*Work required*:
Report every line below that holds the word "this".

Entries taken from a collection:
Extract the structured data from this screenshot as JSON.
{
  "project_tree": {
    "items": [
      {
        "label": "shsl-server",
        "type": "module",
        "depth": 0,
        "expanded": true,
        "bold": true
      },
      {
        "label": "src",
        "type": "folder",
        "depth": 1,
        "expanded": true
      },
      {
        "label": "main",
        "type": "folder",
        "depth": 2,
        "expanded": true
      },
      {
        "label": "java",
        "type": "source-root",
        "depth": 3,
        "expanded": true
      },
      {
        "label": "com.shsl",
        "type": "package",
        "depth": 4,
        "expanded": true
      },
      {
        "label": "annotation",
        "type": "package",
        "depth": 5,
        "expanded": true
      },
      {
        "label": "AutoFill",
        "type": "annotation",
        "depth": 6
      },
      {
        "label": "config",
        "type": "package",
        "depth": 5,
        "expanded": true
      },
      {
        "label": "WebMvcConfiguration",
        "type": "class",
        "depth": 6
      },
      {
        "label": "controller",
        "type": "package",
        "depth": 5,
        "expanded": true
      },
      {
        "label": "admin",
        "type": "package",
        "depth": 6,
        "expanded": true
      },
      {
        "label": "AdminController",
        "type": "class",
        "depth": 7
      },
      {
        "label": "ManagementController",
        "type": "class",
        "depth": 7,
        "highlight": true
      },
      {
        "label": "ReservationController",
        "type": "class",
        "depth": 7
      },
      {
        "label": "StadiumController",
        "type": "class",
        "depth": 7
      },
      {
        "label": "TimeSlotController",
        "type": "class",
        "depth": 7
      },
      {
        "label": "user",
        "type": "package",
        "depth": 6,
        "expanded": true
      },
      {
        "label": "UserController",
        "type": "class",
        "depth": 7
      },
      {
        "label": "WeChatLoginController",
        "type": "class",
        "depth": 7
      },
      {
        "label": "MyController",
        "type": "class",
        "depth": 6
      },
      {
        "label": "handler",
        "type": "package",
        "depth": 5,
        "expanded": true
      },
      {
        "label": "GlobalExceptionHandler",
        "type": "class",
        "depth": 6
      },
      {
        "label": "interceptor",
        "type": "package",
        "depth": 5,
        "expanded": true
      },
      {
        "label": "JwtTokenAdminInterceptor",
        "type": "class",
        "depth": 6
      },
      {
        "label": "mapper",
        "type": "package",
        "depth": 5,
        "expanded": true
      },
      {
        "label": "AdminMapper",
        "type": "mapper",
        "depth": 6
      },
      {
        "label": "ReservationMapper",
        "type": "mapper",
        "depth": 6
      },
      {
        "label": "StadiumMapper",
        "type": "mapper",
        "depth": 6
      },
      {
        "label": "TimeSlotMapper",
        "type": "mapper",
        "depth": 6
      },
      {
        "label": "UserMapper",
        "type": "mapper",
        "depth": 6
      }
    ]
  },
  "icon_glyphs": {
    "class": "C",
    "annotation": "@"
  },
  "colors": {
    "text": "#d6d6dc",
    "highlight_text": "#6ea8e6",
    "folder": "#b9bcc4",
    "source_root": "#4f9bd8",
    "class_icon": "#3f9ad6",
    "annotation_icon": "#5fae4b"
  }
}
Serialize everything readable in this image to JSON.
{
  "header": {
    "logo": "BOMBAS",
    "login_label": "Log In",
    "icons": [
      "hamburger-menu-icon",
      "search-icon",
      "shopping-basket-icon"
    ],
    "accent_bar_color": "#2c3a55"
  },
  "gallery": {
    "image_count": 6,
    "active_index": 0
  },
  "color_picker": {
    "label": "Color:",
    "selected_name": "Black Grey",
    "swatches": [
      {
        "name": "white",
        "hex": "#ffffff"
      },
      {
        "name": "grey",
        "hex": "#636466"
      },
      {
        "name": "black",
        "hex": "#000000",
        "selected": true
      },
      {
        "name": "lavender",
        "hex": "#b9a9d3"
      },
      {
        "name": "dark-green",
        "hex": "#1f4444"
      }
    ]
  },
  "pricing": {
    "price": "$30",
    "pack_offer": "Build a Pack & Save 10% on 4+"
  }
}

*Answer box*:
Extract the structured data from this screenshot as JSON.
Serialize everything readable in this image to JSON.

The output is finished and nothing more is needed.